When the COVID-19 pandemic struck, college teams across the country were forced to cancel their seasons, including St. Joe’s. Looking to continue to train and stay in shape, Rodriguez and a few of his teammates began practicing on the field when a spur-of-the-moment decision led him to hop onto the pitcher’s mound for fun.

“I just ended up throwing live out of nowhere,” Rodriguez said. “My velocity was upper 80s [and I] touched 90s. So it was a huge surprise and someone got it on video, I guess.”

That video eventually made its way to coach Fritz Hamburg, now in his 14th season with the Hawks (12-10). When Hamburg saw it, he immediately knew that Rodriguez had the potential to be a valuable piece on the Hawks pitching staff.

“A video usually will show us how an athlete moves, how he might swing the bat, how he is in the zone, and you’ll get some sense of movement in the pitches,” Hamburg explained. “And really what we do is determine if that video says, ‘Now we need to go see the guy in person.’ [But] Alec was here in the fall and was coming on his own. And you know what, how lucky we are for that to unfold the way it did.”

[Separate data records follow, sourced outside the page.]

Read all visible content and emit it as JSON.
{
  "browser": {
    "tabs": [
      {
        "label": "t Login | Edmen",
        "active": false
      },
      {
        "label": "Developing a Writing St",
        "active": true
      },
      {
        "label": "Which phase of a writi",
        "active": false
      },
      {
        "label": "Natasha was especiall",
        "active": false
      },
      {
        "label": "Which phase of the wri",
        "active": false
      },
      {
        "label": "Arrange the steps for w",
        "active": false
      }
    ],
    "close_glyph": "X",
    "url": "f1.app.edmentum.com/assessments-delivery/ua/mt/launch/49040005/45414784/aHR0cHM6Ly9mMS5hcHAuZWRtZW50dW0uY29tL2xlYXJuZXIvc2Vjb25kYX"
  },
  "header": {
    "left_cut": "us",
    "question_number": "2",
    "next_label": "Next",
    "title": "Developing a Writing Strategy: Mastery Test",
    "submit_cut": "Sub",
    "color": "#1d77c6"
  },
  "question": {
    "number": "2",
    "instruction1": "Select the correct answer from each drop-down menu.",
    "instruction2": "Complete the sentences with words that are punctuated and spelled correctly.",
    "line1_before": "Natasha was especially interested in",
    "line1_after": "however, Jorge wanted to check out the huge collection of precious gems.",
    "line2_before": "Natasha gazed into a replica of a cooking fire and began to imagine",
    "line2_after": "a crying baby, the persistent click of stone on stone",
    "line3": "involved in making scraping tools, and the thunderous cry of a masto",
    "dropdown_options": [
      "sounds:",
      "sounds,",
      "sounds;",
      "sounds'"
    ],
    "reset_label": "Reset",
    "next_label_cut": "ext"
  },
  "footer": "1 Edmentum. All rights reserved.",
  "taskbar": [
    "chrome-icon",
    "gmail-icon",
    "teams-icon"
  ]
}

The video prompted Hamburg to move Rodriguez into the pitchers group a few days later, which caught the right-hander off-guard.

“He just texted me one day, [saying], ‘Hey, you’re going to be in the pitching group,’” Rodriguez said. “Since then I’ve taken it and rolled with it. Anything to help this team win.”

“ You’ve got to have a surprise up your sleeve from time to time,” Hamburg chuckled when asked about the out-of-the-blue text.

In his first outing as a pitcher for the Hawks, Rodriguez struck out the side against George Washington to earn the save while giving up only one hit. He recalled “basically blacking out” during his impressive performance, as he was locked into the moment.

“I was an athlete and competed and I got the result that I wanted to get at that moment,” Rodriguez recalled. “I remember at the end of that game [I] just let it absolutely rip, I was super hyped. It was just a great moment for me and that’s when it really hit me that this is something that I can be good at.”

Hamburg pointed out that Rodriguez’s late switch to pitching has garnered some attention.

“He’s getting interest from the professional level now because his arm is fresh and it’s quick,” Hamburg said. “He’s been up to 94 [mph] and his slider — when it’s on, it’s really good. The pitching piece is just maturing.”

Rodriguez now has two saves this season and an ERA of 6.75. Despite a few hiccups and erratic moments, Hamburg still has full confidence in Rodriguez’s ability to perform and his massive potential on the mound.

“He’s just going to get better and better,” Hamburg said. “It’s never about me or the coaching staff not having confidence when we give him the ball. He’s done everything to prepare, and he works really hard to give himself and the team every chance to be successful.”